● Problem description: Leaving the pictures aside, repeat each line below exactly.

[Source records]
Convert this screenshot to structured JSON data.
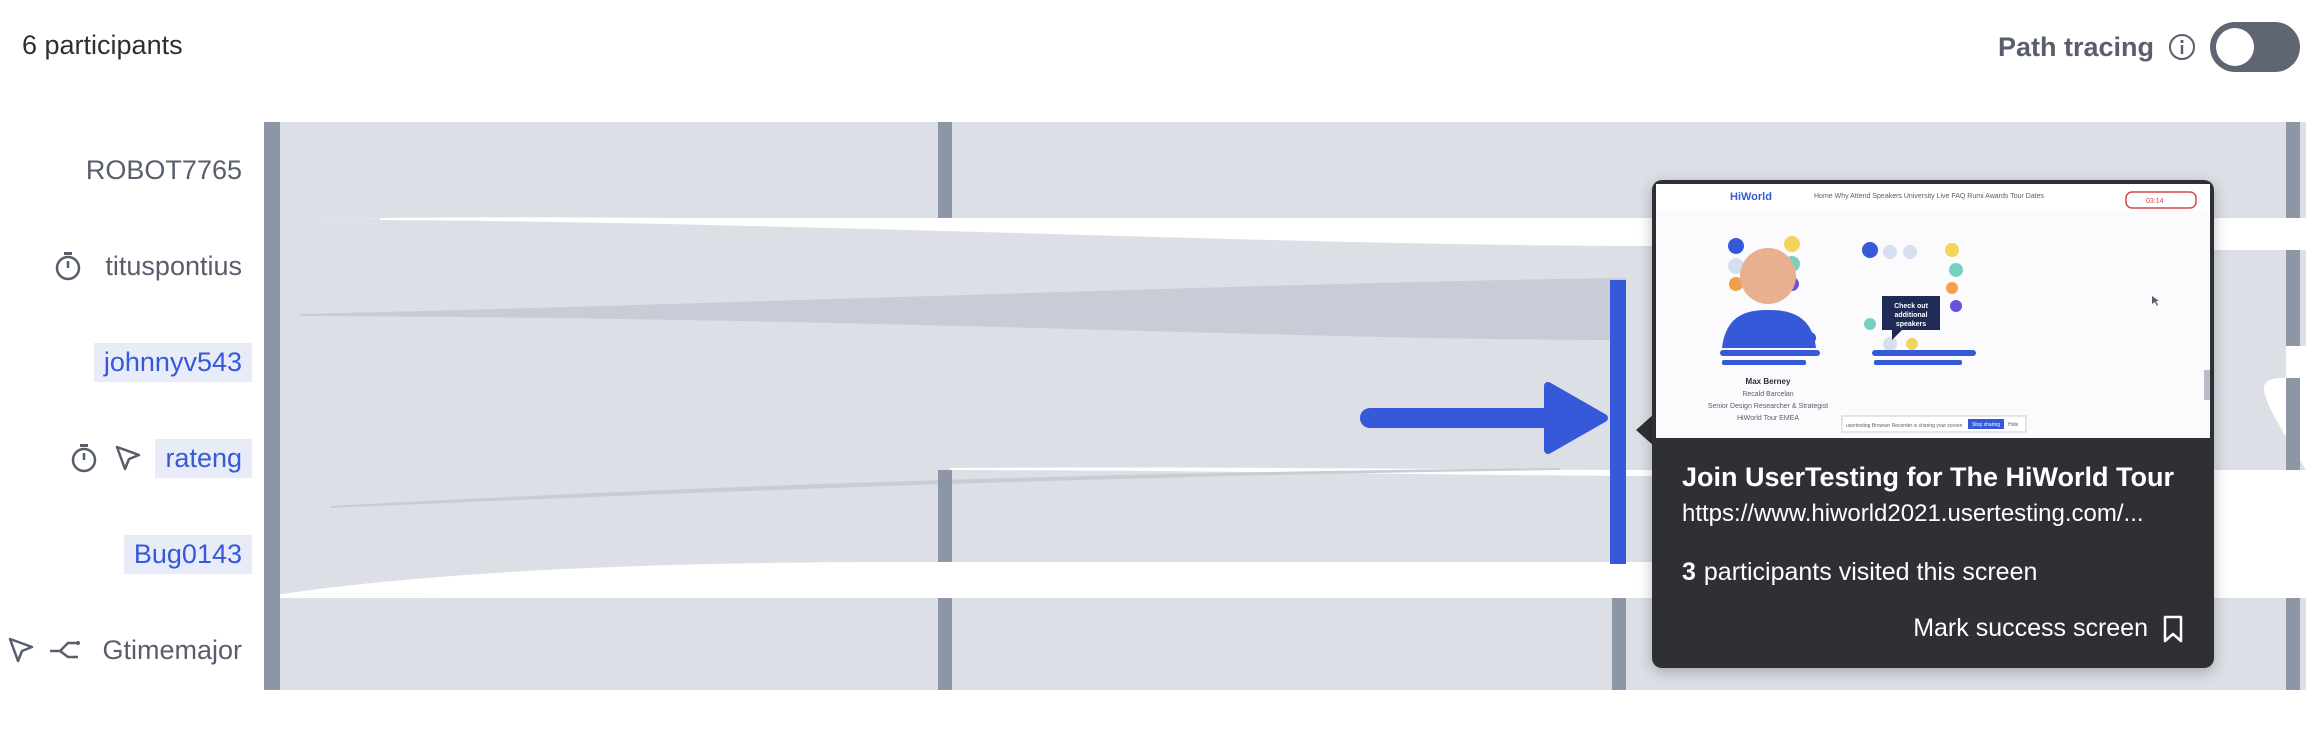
{
  "header": {
    "participant_count": "6 participants",
    "path_tracing_label": "Path tracing",
    "path_tracing_enabled": false
  },
  "participants": [
    {
      "name": "ROBOT7765",
      "icons": [],
      "highlighted": false
    },
    {
      "name": "tituspontius",
      "icons": [
        "stopwatch-icon"
      ],
      "highlighted": false
    },
    {
      "name": "johnnyv543",
      "icons": [],
      "highlighted": true
    },
    {
      "name": "rateng",
      "icons": [
        "stopwatch-icon",
        "cursor-click-icon"
      ],
      "highlighted": true
    },
    {
      "name": "Bug0143",
      "icons": [],
      "highlighted": true
    },
    {
      "name": "Gtimemajor",
      "icons": [
        "cursor-click-icon",
        "branch-icon"
      ],
      "highlighted": false
    }
  ],
  "tooltip": {
    "title": "Join UserTesting for The HiWorld Tour",
    "url": "https://www.hiworld2021.usertesting.com/...",
    "visit_count": "3",
    "visit_text": "participants visited this screen",
    "mark_label": "Mark success screen",
    "screenshot": {
      "logo": "HiWorld",
      "nav": [
        "Home",
        "Why Attend",
        "Speakers",
        "University Live",
        "FAQ",
        "Rumi Awards",
        "Tour Dates"
      ],
      "bubble_text": "Check out additional speakers",
      "speaker_name": "Max Berney",
      "speaker_company": "Recald Barcelan",
      "speaker_role": "Senior Design Researcher & Strategist",
      "speaker_event": "HiWorld Tour EMEA",
      "recorder_text": "usertesting Browser Recorder is sharing your screen",
      "stop_label": "Stop sharing",
      "hide_label": "Hide",
      "timer": "03:14"
    }
  },
  "colors": {
    "flow": "#dcdfe6",
    "column": "#8d96a7",
    "accent": "#3559d8",
    "tooltip_bg": "#2f3034"
  }
}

● Solution below:
Convert this screenshot to structured JSON data.
{
  "header": {
    "participant_count": "6 participants",
    "path_tracing_label": "Path tracing",
    "path_tracing_enabled": false
  },
  "participants": [
    {
      "name": "ROBOT7765",
      "icons": [],
      "highlighted": false
    },
    {
      "name": "tituspontius",
      "icons": [
        "stopwatch-icon"
      ],
      "highlighted": false
    },
    {
      "name": "johnnyv543",
      "icons": [],
      "highlighted": true
    },
    {
      "name": "rateng",
      "icons": [
        "stopwatch-icon",
        "cursor-click-icon"
      ],
      "highlighted": true
    },
    {
      "name": "Bug0143",
      "icons": [],
      "highlighted": true
    },
    {
      "name": "Gtimemajor",
      "icons": [
        "cursor-click-icon",
        "branch-icon"
      ],
      "highlighted": false
    }
  ],
  "tooltip": {
    "title": "Join UserTesting for The HiWorld Tour",
    "url": "https://www.hiworld2021.usertesting.com/...",
    "visit_count": "3",
    "visit_text": "participants visited this screen",
    "mark_label": "Mark success screen",
    "screenshot": {
      "logo": "HiWorld",
      "nav": [
        "Home",
        "Why Attend",
        "Speakers",
        "University Live",
        "FAQ",
        "Rumi Awards",
        "Tour Dates"
      ],
      "bubble_text": "Check out additional speakers",
      "speaker_name": "Max Berney",
      "speaker_company": "Recald Barcelan",
      "speaker_role": "Senior Design Researcher & Strategist",
      "speaker_event": "HiWorld Tour EMEA",
      "recorder_text": "usertesting Browser Recorder is sharing your screen",
      "stop_label": "Stop sharing",
      "hide_label": "Hide",
      "timer": "03:14"
    }
  },
  "colors": {
    "flow": "#dcdfe6",
    "column": "#8d96a7",
    "accent": "#3559d8",
    "tooltip_bg": "#2f3034"
  }
}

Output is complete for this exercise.